Featured in the special are:
- ·Microsoft founder and philanthropist Bill Gates, whose foundation has donated $5 billion dollars to schools, libraries, and scholarships tells Zakaria that the single most important determinant in the quality of a student’s education is the teacher. The Gates Foundation is the leading source of private money for education in the U.S. .
- ·Salman Khan,< founder of the Khan Academy , an educational organization that provides free, self-paced tutorials and student assessments online. Khan’s famous podcasts have delivered more than 83 million free lessons in math, science and other topics, and he tells Zakaria that customizing education can improve learning through leveraging how students learn differently. He thinks it would not be that difficult to teach all American students this way.

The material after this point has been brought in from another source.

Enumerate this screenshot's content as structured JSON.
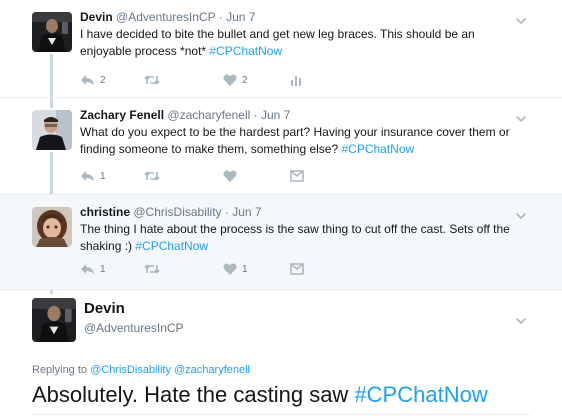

- NYU Professor, former Assistant U.S. Secretary of Education, and author (The Death and Life of the Great American School System: How Testing and Choice Are Undermining Education, 2010) Diane Ravitch has spent a lifetime in education policy analysis and has seen education reforms come and go – and harm students. Ravitch supports a rigorous national curriculum and tells Zakaria that standardized testing, charter schools, and modeling public education after business models have politicized American education and degraded schools for a generation.
- ·Michelle Rhee, former chancellor of D.C. Public Schools, in Washington, now leads StudentsFirst, a nonprofit aimed at education reform through, among other measures, ending teacher tenure and supporting charter school alternatives to traditional public schools.

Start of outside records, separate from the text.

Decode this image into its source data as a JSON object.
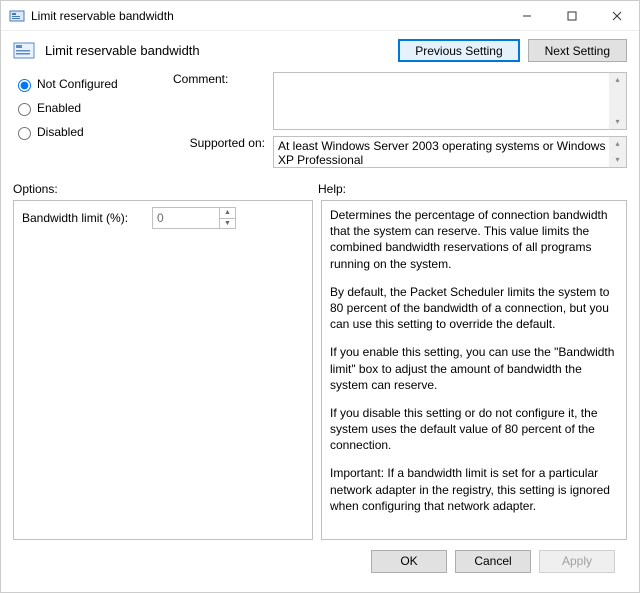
{
  "window": {
    "title": "Limit reservable bandwidth"
  },
  "header": {
    "title": "Limit reservable bandwidth",
    "prev_btn": "Previous Setting",
    "next_btn": "Next Setting"
  },
  "radios": {
    "not_configured": "Not Configured",
    "enabled": "Enabled",
    "disabled": "Disabled"
  },
  "labels": {
    "comment": "Comment:",
    "supported_on": "Supported on:",
    "options": "Options:",
    "help": "Help:"
  },
  "supported_text": "At least Windows Server 2003 operating systems or Windows XP Professional",
  "options": {
    "bandwidth_label": "Bandwidth limit (%):",
    "bandwidth_value": "0"
  },
  "help": {
    "p1": "Determines the percentage of connection bandwidth that the system can reserve. This value limits the combined bandwidth reservations of all programs running on the system.",
    "p2": "By default, the Packet Scheduler limits the system to 80 percent of the bandwidth of a connection, but you can use this setting to override the default.",
    "p3": "If you enable this setting, you can use the \"Bandwidth limit\" box to adjust the amount of bandwidth the system can reserve.",
    "p4": "If you disable this setting or do not configure it, the system uses the default value of 80 percent of the connection.",
    "p5": "Important: If a bandwidth limit is set for a particular network adapter in the registry, this setting is ignored when configuring that network adapter."
  },
  "footer": {
    "ok": "OK",
    "cancel": "Cancel",
    "apply": "Apply"
  }
}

A FAREED ZAKARIA GPS Special:Restoring the American Dream – FIXING EDUCATION – debuts Sunday, Nov. 6 at 8:00p.m. and 11:00p.m. ET/PT on CNN/U.S. It will replay on Saturday, Nov. 12 at 8:00p.m. and 11:00p.m. ET/PT on CNN/U.S. Preview available here: Fareed Zakaria and Brooke Baldwin discuss what makes a great teacher.

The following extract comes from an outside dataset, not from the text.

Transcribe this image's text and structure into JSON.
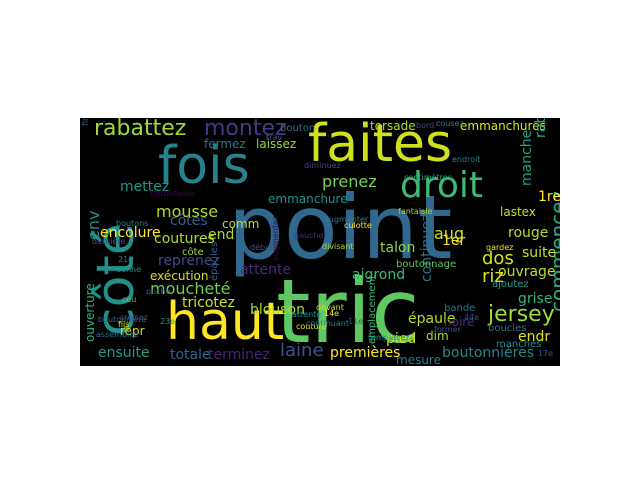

Fareed Zakaria’s TIME magazine cover story, When Will We Learn? hits newsstands Friday, Nov. 4.
So the Time story is already out (home delivery has already occurred in many cases).
If you’re interested in this special, you may want to record it yourself — CNN tells me no DVD will be available.
I have AT&T cable, so we don’t get CNN, which is reserved for the high-cost, not-teachers-salary package. Somebody tell me how it goes.
Zakaria thinks solidly and well on a number of topics, especially where comparison with foreign nations is made. Ravitch was struck with an epiphany on testing and the No Child Left Behind Act over a year ago, as described in the press release. She came to see that testing sucks rigor out of classrooms, instead of instilling rigor as we discussed 30 years ago in the education reform movement.
What in the world can Michelle Rhee add to this discussion? From the press release it looks a lot like the “balance” fallacy makes the show suffer: Journalists think they need a contrasting view, so when Euclid tells a writer that 2+2=4, the journalist seeks out others who have different opinions, and prints those opinions no matter how stupid, insipid, or dangerous they may be.
Let us keep hope alive.
See also at Millard Fillmore’s Bathtub: